An exact copy of every record, without the pictures, is what should come back.

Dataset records
= = = = =
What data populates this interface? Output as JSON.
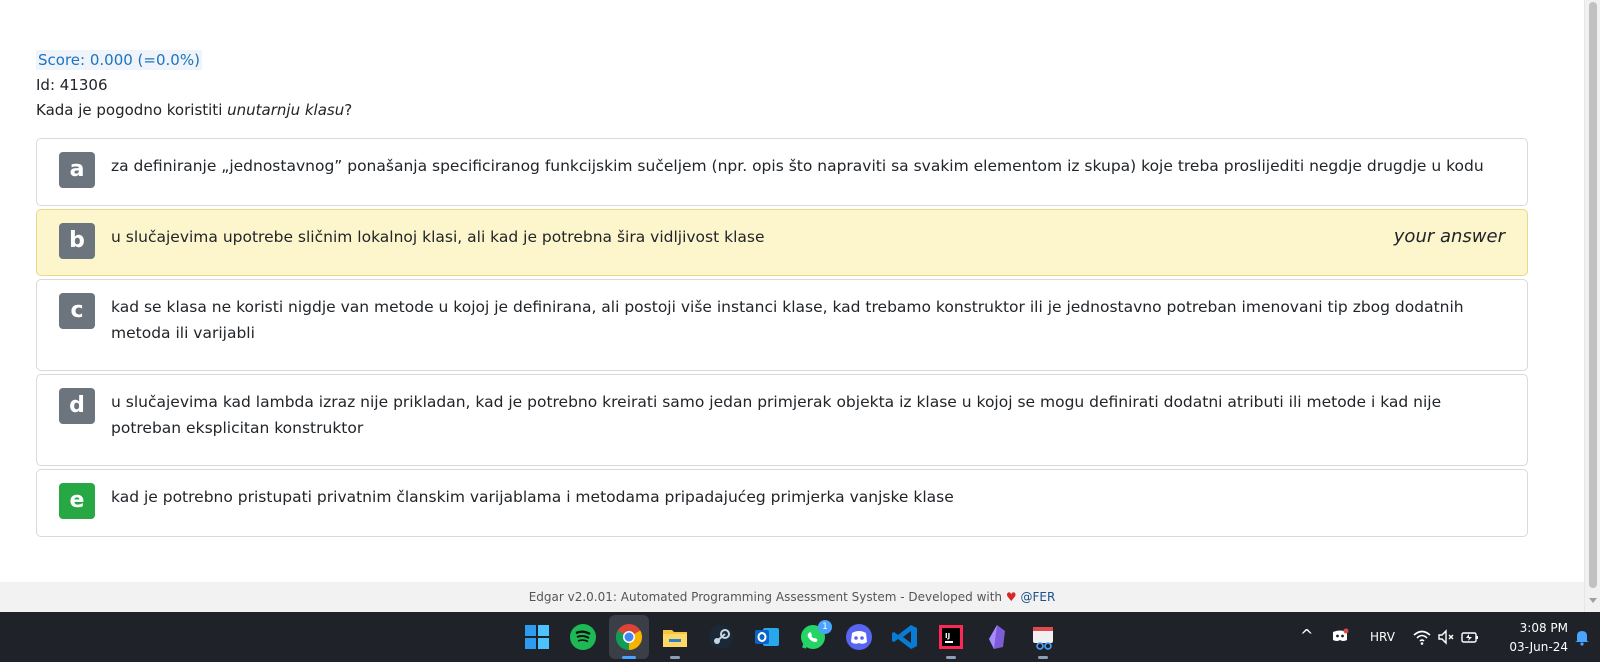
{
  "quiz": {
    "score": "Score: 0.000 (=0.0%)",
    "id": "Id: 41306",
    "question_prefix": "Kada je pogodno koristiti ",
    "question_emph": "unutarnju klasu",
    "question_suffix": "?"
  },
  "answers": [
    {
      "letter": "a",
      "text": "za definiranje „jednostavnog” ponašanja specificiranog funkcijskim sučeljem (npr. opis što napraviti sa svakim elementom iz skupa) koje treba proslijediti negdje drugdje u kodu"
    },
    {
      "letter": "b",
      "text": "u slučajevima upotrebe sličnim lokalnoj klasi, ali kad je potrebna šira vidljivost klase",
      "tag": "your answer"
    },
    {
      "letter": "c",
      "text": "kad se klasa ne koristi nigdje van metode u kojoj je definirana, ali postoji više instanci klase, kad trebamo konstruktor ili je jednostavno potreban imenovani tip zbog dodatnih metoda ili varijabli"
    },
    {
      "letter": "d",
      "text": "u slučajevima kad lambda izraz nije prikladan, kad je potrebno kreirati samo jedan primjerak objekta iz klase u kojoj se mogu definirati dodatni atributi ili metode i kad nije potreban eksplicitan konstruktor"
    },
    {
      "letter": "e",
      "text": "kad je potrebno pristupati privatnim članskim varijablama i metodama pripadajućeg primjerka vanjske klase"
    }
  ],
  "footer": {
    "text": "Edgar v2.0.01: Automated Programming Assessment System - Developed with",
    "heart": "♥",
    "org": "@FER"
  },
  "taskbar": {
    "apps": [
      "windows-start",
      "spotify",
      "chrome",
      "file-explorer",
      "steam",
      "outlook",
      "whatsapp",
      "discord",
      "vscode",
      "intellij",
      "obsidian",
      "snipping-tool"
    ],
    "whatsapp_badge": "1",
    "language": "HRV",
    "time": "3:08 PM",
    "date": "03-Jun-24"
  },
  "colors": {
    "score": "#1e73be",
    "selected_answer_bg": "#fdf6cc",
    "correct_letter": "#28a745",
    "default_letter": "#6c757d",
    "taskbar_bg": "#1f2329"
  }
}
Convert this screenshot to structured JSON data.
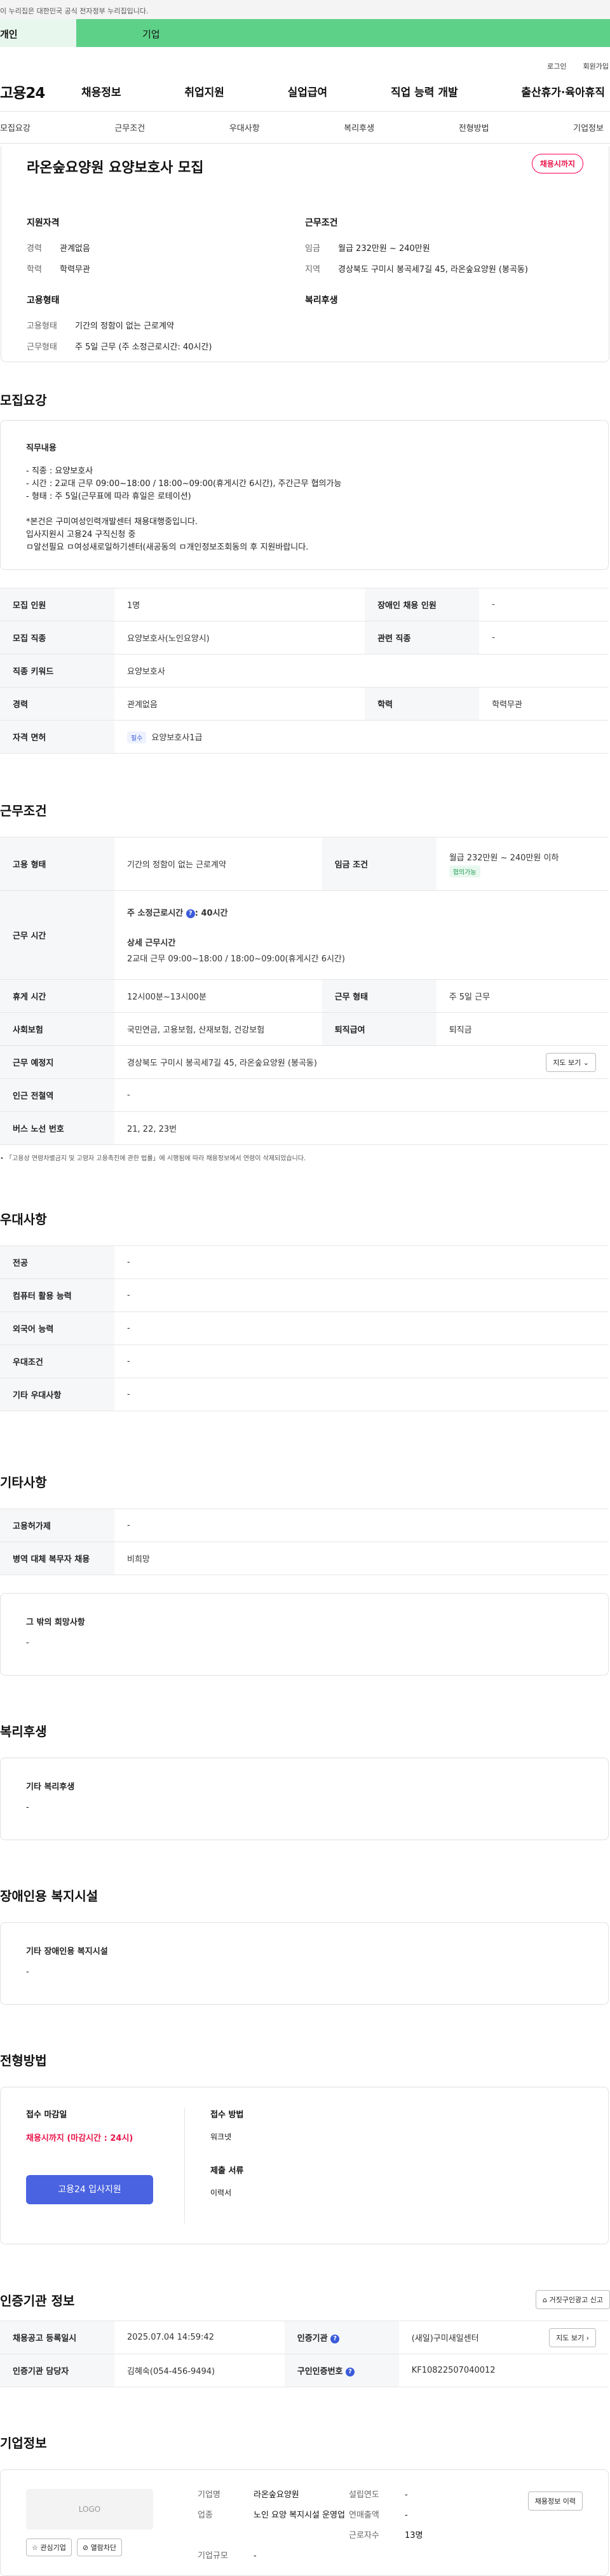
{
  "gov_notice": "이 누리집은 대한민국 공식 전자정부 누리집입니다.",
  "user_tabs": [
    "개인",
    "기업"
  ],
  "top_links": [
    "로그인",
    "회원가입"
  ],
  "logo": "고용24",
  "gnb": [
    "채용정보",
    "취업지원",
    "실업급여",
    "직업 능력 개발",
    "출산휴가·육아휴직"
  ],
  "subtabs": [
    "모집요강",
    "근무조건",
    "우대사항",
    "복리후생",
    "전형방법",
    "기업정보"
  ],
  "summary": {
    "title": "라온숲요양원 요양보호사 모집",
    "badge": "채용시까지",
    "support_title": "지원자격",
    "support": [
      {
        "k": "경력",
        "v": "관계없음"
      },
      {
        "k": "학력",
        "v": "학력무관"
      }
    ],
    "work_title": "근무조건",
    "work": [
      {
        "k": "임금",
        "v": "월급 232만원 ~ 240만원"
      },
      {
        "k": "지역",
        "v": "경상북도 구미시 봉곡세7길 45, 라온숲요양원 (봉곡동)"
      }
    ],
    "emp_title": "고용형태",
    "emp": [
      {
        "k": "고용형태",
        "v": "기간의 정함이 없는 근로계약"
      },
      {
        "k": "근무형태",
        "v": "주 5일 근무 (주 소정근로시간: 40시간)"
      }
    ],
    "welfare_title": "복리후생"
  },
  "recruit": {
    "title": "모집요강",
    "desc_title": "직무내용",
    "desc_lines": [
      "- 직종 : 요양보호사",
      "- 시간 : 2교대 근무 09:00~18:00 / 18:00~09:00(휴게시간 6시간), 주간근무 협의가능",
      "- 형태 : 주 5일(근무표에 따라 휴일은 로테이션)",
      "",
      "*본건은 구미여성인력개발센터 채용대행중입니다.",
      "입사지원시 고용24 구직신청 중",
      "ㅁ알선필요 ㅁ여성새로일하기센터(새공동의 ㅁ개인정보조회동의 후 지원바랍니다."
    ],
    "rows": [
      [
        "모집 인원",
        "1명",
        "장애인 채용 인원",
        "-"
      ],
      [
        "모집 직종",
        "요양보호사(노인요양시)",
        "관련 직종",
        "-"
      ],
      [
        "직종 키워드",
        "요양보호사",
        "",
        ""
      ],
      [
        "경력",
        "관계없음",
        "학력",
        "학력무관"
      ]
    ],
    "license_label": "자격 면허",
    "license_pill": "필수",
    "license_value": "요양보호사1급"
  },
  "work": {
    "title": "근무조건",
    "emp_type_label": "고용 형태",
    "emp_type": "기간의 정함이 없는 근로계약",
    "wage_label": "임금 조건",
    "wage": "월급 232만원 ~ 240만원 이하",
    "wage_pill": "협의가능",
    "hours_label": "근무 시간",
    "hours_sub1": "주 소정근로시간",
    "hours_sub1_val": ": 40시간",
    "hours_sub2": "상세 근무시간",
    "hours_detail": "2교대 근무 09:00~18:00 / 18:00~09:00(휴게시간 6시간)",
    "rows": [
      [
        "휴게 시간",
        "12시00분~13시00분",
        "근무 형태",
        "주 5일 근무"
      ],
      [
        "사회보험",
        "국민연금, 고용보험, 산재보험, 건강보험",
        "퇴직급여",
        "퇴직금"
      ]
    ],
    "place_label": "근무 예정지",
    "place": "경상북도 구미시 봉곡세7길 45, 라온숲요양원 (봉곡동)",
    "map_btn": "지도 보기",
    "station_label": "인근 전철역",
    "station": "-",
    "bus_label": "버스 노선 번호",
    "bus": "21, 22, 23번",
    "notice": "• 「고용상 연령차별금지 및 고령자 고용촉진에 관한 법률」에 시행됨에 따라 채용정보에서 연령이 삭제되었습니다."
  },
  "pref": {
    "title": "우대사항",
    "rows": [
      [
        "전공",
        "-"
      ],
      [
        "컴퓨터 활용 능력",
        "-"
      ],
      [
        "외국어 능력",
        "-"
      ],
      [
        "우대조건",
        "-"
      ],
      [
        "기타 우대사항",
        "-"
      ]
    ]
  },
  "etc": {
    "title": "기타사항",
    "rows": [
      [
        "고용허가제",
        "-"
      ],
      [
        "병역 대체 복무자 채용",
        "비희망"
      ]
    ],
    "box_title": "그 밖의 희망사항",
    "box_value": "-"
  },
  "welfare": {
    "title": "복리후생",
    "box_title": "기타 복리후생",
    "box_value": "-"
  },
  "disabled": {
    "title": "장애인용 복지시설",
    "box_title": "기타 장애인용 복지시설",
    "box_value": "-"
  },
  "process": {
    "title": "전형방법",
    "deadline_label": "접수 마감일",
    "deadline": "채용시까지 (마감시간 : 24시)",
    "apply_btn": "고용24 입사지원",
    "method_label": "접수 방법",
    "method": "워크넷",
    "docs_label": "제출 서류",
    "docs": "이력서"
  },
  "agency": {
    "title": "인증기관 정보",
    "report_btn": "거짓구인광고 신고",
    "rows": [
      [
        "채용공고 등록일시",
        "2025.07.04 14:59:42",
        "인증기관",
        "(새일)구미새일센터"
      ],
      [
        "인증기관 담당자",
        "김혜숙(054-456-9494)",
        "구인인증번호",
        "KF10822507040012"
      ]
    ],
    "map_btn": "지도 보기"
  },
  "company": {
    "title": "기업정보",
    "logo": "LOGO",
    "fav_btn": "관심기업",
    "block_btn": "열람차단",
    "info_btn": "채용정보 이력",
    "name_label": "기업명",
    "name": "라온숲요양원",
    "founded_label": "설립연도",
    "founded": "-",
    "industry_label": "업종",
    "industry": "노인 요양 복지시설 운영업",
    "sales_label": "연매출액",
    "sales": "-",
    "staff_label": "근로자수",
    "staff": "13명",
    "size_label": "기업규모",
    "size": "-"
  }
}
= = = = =
### [WRITTEN ANSWER]
What data populates this interface? Output as JSON.
{
  "quiz": {
    "score": "Score: 0.000 (=0.0%)",
    "id": "Id: 41306",
    "question_prefix": "Kada je pogodno koristiti ",
    "question_emph": "unutarnju klasu",
    "question_suffix": "?"
  },
  "answers": [
    {
      "letter": "a",
      "text": "za definiranje „jednostavnog” ponašanja specificiranog funkcijskim sučeljem (npr. opis što napraviti sa svakim elementom iz skupa) koje treba proslijediti negdje drugdje u kodu"
    },
    {
      "letter": "b",
      "text": "u slučajevima upotrebe sličnim lokalnoj klasi, ali kad je potrebna šira vidljivost klase",
      "tag": "your answer"
    },
    {
      "letter": "c",
      "text": "kad se klasa ne koristi nigdje van metode u kojoj je definirana, ali postoji više instanci klase, kad trebamo konstruktor ili je jednostavno potreban imenovani tip zbog dodatnih metoda ili varijabli"
    },
    {
      "letter": "d",
      "text": "u slučajevima kad lambda izraz nije prikladan, kad je potrebno kreirati samo jedan primjerak objekta iz klase u kojoj se mogu definirati dodatni atributi ili metode i kad nije potreban eksplicitan konstruktor"
    },
    {
      "letter": "e",
      "text": "kad je potrebno pristupati privatnim članskim varijablama i metodama pripadajućeg primjerka vanjske klase"
    }
  ],
  "footer": {
    "text": "Edgar v2.0.01: Automated Programming Assessment System - Developed with",
    "heart": "♥",
    "org": "@FER"
  },
  "taskbar": {
    "apps": [
      "windows-start",
      "spotify",
      "chrome",
      "file-explorer",
      "steam",
      "outlook",
      "whatsapp",
      "discord",
      "vscode",
      "intellij",
      "obsidian",
      "snipping-tool"
    ],
    "whatsapp_badge": "1",
    "language": "HRV",
    "time": "3:08 PM",
    "date": "03-Jun-24"
  },
  "colors": {
    "score": "#1e73be",
    "selected_answer_bg": "#fdf6cc",
    "correct_letter": "#28a745",
    "default_letter": "#6c757d",
    "taskbar_bg": "#1f2329"
  }
}
Convert this screenshot to structured JSON data.
{
  "gov_notice": "이 누리집은 대한민국 공식 전자정부 누리집입니다.",
  "user_tabs": [
    "개인",
    "기업"
  ],
  "top_links": [
    "로그인",
    "회원가입"
  ],
  "logo": "고용24",
  "gnb": [
    "채용정보",
    "취업지원",
    "실업급여",
    "직업 능력 개발",
    "출산휴가·육아휴직"
  ],
  "subtabs": [
    "모집요강",
    "근무조건",
    "우대사항",
    "복리후생",
    "전형방법",
    "기업정보"
  ],
  "summary": {
    "title": "라온숲요양원 요양보호사 모집",
    "badge": "채용시까지",
    "support_title": "지원자격",
    "support": [
      {
        "k": "경력",
        "v": "관계없음"
      },
      {
        "k": "학력",
        "v": "학력무관"
      }
    ],
    "work_title": "근무조건",
    "work": [
      {
        "k": "임금",
        "v": "월급 232만원 ~ 240만원"
      },
      {
        "k": "지역",
        "v": "경상북도 구미시 봉곡세7길 45, 라온숲요양원 (봉곡동)"
      }
    ],
    "emp_title": "고용형태",
    "emp": [
      {
        "k": "고용형태",
        "v": "기간의 정함이 없는 근로계약"
      },
      {
        "k": "근무형태",
        "v": "주 5일 근무 (주 소정근로시간: 40시간)"
      }
    ],
    "welfare_title": "복리후생"
  },
  "recruit": {
    "title": "모집요강",
    "desc_title": "직무내용",
    "desc_lines": [
      "- 직종 : 요양보호사",
      "- 시간 : 2교대 근무 09:00~18:00 / 18:00~09:00(휴게시간 6시간), 주간근무 협의가능",
      "- 형태 : 주 5일(근무표에 따라 휴일은 로테이션)",
      "",
      "*본건은 구미여성인력개발센터 채용대행중입니다.",
      "입사지원시 고용24 구직신청 중",
      "ㅁ알선필요 ㅁ여성새로일하기센터(새공동의 ㅁ개인정보조회동의 후 지원바랍니다."
    ],
    "rows": [
      [
        "모집 인원",
        "1명",
        "장애인 채용 인원",
        "-"
      ],
      [
        "모집 직종",
        "요양보호사(노인요양시)",
        "관련 직종",
        "-"
      ],
      [
        "직종 키워드",
        "요양보호사",
        "",
        ""
      ],
      [
        "경력",
        "관계없음",
        "학력",
        "학력무관"
      ]
    ],
    "license_label": "자격 면허",
    "license_pill": "필수",
    "license_value": "요양보호사1급"
  },
  "work": {
    "title": "근무조건",
    "emp_type_label": "고용 형태",
    "emp_type": "기간의 정함이 없는 근로계약",
    "wage_label": "임금 조건",
    "wage": "월급 232만원 ~ 240만원 이하",
    "wage_pill": "협의가능",
    "hours_label": "근무 시간",
    "hours_sub1": "주 소정근로시간",
    "hours_sub1_val": ": 40시간",
    "hours_sub2": "상세 근무시간",
    "hours_detail": "2교대 근무 09:00~18:00 / 18:00~09:00(휴게시간 6시간)",
    "rows": [
      [
        "휴게 시간",
        "12시00분~13시00분",
        "근무 형태",
        "주 5일 근무"
      ],
      [
        "사회보험",
        "국민연금, 고용보험, 산재보험, 건강보험",
        "퇴직급여",
        "퇴직금"
      ]
    ],
    "place_label": "근무 예정지",
    "place": "경상북도 구미시 봉곡세7길 45, 라온숲요양원 (봉곡동)",
    "map_btn": "지도 보기",
    "station_label": "인근 전철역",
    "station": "-",
    "bus_label": "버스 노선 번호",
    "bus": "21, 22, 23번",
    "notice": "• 「고용상 연령차별금지 및 고령자 고용촉진에 관한 법률」에 시행됨에 따라 채용정보에서 연령이 삭제되었습니다."
  },
  "pref": {
    "title": "우대사항",
    "rows": [
      [
        "전공",
        "-"
      ],
      [
        "컴퓨터 활용 능력",
        "-"
      ],
      [
        "외국어 능력",
        "-"
      ],
      [
        "우대조건",
        "-"
      ],
      [
        "기타 우대사항",
        "-"
      ]
    ]
  },
  "etc": {
    "title": "기타사항",
    "rows": [
      [
        "고용허가제",
        "-"
      ],
      [
        "병역 대체 복무자 채용",
        "비희망"
      ]
    ],
    "box_title": "그 밖의 희망사항",
    "box_value": "-"
  },
  "welfare": {
    "title": "복리후생",
    "box_title": "기타 복리후생",
    "box_value": "-"
  },
  "disabled": {
    "title": "장애인용 복지시설",
    "box_title": "기타 장애인용 복지시설",
    "box_value": "-"
  },
  "process": {
    "title": "전형방법",
    "deadline_label": "접수 마감일",
    "deadline": "채용시까지 (마감시간 : 24시)",
    "apply_btn": "고용24 입사지원",
    "method_label": "접수 방법",
    "method": "워크넷",
    "docs_label": "제출 서류",
    "docs": "이력서"
  },
  "agency": {
    "title": "인증기관 정보",
    "report_btn": "거짓구인광고 신고",
    "rows": [
      [
        "채용공고 등록일시",
        "2025.07.04 14:59:42",
        "인증기관",
        "(새일)구미새일센터"
      ],
      [
        "인증기관 담당자",
        "김혜숙(054-456-9494)",
        "구인인증번호",
        "KF10822507040012"
      ]
    ],
    "map_btn": "지도 보기"
  },
  "company": {
    "title": "기업정보",
    "logo": "LOGO",
    "fav_btn": "관심기업",
    "block_btn": "열람차단",
    "info_btn": "채용정보 이력",
    "name_label": "기업명",
    "name": "라온숲요양원",
    "founded_label": "설립연도",
    "founded": "-",
    "industry_label": "업종",
    "industry": "노인 요양 복지시설 운영업",
    "sales_label": "연매출액",
    "sales": "-",
    "staff_label": "근로자수",
    "staff": "13명",
    "size_label": "기업규모",
    "size": "-"
  }
}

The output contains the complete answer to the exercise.